== Exercise prompt ==
Go through the entries below and collect each line with the string "Advertising" in it.
------------
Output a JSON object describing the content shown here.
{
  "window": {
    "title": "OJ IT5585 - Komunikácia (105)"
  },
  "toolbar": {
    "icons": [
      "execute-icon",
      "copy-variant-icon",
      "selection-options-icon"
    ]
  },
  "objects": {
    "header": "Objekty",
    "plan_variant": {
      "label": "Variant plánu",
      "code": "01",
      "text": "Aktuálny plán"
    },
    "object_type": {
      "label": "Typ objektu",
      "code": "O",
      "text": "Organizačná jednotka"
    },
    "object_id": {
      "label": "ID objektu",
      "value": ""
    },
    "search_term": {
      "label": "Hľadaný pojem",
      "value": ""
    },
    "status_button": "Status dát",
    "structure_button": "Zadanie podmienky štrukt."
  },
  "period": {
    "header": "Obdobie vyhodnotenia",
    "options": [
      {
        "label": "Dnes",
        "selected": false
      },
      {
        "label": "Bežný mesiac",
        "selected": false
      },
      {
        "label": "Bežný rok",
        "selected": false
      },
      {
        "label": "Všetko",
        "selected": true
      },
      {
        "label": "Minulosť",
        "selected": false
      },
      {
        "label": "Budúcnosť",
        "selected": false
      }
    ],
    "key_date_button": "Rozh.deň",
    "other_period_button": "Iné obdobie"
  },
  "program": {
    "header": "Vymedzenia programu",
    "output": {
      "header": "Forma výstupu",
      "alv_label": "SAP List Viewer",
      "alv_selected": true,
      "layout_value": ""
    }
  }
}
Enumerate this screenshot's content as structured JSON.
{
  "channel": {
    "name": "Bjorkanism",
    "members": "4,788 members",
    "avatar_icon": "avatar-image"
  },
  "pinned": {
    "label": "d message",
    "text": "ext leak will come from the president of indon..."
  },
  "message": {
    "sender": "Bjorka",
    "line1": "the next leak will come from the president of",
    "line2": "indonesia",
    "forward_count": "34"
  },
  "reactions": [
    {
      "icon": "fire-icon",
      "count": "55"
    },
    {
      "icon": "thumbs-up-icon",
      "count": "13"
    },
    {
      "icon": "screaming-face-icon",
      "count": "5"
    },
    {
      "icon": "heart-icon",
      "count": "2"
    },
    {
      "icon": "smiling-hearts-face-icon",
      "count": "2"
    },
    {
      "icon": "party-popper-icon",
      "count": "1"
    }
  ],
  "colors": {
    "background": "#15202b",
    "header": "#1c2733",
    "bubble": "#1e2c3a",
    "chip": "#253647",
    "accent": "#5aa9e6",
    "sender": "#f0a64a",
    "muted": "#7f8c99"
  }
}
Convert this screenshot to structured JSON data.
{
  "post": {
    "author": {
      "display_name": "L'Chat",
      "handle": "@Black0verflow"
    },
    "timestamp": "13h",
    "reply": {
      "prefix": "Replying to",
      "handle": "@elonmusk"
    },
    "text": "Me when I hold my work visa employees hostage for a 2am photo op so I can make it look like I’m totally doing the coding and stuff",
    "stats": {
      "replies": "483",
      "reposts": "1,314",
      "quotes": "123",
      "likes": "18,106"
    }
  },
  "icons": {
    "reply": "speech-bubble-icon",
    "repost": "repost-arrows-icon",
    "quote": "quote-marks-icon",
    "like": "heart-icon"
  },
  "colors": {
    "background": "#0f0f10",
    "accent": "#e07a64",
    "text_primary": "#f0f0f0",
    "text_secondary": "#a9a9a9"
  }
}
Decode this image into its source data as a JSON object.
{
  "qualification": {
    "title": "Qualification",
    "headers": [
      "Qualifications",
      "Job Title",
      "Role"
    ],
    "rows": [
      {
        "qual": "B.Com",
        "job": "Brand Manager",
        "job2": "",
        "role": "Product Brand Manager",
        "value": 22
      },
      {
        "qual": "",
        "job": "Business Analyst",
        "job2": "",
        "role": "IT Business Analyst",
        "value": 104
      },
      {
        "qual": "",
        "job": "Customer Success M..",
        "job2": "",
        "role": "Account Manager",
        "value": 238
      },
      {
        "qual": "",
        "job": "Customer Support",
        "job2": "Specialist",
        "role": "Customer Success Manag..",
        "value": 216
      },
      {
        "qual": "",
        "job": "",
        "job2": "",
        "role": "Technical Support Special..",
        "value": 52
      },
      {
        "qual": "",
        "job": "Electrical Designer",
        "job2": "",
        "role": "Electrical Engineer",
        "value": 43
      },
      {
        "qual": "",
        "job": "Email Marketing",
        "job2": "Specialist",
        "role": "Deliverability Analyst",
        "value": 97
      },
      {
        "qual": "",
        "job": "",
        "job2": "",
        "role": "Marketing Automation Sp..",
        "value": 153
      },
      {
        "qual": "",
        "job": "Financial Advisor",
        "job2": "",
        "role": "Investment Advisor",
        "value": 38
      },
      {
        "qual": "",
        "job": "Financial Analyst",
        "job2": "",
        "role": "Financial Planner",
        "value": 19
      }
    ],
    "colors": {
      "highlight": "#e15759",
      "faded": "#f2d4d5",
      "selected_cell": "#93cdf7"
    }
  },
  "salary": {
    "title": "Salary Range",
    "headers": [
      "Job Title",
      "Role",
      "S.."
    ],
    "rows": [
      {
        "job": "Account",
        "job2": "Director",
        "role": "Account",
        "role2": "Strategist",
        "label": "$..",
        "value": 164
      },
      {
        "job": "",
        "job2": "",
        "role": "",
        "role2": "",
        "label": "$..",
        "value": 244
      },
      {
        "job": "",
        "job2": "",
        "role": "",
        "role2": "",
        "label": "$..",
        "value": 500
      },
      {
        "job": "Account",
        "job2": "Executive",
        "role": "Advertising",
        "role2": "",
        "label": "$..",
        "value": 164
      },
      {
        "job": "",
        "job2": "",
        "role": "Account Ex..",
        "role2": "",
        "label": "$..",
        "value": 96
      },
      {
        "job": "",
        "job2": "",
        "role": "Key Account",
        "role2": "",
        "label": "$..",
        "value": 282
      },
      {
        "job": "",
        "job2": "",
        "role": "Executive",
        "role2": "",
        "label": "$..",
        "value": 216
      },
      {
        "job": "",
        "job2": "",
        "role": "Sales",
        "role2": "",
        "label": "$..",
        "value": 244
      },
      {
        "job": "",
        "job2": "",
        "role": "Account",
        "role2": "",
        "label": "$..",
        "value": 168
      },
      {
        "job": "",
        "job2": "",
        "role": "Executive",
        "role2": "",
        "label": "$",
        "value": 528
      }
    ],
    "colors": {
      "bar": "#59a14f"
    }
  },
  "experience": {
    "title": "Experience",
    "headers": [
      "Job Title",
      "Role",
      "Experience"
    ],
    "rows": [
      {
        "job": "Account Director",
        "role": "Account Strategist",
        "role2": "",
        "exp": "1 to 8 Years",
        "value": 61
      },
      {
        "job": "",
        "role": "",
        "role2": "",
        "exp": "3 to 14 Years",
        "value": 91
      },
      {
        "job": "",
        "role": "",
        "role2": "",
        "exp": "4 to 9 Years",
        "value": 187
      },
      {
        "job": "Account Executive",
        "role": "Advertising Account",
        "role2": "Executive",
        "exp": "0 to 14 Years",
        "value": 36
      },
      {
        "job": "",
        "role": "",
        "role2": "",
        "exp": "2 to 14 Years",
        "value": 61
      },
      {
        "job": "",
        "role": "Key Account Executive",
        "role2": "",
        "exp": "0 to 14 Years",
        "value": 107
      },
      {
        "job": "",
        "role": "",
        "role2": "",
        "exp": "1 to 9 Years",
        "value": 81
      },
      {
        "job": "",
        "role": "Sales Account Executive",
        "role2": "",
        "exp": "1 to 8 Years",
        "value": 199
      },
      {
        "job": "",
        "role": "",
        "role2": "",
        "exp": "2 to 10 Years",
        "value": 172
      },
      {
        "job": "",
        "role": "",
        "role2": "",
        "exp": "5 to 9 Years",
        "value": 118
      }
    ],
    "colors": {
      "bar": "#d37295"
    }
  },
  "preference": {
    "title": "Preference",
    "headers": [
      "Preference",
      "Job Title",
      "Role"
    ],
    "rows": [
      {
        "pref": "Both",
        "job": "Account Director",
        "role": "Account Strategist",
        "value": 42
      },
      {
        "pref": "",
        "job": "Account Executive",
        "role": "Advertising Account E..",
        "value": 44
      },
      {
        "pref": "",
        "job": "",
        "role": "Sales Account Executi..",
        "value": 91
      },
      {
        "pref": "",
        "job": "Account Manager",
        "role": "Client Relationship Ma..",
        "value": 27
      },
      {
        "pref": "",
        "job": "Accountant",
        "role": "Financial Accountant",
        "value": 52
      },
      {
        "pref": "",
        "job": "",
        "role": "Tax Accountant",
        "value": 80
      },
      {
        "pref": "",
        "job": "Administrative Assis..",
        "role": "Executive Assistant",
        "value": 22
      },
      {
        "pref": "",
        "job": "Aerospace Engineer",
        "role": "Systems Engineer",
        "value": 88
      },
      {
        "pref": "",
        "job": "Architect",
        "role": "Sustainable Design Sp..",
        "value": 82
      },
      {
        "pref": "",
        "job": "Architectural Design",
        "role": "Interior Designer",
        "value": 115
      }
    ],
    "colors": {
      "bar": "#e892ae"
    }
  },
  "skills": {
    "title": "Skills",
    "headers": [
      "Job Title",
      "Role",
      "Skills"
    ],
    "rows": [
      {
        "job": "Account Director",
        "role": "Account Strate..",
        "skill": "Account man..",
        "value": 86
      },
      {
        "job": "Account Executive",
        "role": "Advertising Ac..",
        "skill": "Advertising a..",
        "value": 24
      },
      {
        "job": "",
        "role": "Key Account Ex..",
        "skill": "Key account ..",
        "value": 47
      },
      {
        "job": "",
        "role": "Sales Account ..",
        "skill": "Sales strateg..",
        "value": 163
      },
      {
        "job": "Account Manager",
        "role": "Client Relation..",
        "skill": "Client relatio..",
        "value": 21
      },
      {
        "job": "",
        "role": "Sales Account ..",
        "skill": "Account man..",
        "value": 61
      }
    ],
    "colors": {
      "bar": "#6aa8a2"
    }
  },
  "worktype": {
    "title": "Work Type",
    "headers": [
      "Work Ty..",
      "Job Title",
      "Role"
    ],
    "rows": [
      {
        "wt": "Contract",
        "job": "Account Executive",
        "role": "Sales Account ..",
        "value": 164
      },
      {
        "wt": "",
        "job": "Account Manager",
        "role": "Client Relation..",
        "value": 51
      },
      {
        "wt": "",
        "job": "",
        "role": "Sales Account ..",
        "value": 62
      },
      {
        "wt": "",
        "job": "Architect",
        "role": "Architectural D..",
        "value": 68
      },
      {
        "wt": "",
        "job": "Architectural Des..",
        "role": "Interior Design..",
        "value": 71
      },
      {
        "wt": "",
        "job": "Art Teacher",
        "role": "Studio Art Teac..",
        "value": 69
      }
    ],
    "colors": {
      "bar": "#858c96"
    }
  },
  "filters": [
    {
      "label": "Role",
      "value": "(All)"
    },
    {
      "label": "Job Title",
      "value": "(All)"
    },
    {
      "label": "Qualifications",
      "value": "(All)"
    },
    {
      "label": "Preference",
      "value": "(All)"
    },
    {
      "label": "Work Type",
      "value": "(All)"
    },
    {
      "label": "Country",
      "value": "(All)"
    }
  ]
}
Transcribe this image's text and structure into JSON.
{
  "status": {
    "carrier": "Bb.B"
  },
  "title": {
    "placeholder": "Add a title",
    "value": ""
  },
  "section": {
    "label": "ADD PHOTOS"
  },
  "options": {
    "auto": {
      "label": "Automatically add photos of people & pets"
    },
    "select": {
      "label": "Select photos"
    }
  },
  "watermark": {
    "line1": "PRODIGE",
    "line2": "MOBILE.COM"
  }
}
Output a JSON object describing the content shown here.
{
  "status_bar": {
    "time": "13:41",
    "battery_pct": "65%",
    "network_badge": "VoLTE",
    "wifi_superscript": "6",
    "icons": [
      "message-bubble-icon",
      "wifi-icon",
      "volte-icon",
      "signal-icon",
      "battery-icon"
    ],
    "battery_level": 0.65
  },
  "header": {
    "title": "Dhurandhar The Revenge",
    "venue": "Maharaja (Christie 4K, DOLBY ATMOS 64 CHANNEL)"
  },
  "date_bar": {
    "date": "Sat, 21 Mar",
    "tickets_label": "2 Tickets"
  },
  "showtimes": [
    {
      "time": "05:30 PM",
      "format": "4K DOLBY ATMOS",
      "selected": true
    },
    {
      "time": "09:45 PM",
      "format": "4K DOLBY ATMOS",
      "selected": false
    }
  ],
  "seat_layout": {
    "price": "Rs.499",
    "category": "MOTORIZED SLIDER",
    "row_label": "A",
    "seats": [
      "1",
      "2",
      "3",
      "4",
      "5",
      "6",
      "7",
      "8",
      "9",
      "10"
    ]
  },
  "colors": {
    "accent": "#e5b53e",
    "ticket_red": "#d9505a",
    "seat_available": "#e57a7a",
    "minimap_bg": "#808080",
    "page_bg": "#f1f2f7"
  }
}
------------
== Your response ==
        "role": "Advertising",
        "role": "Advertising Account",
        "role": "Advertising Account E..",
        "role": "Advertising Ac..",
        "skill": "Advertising a..",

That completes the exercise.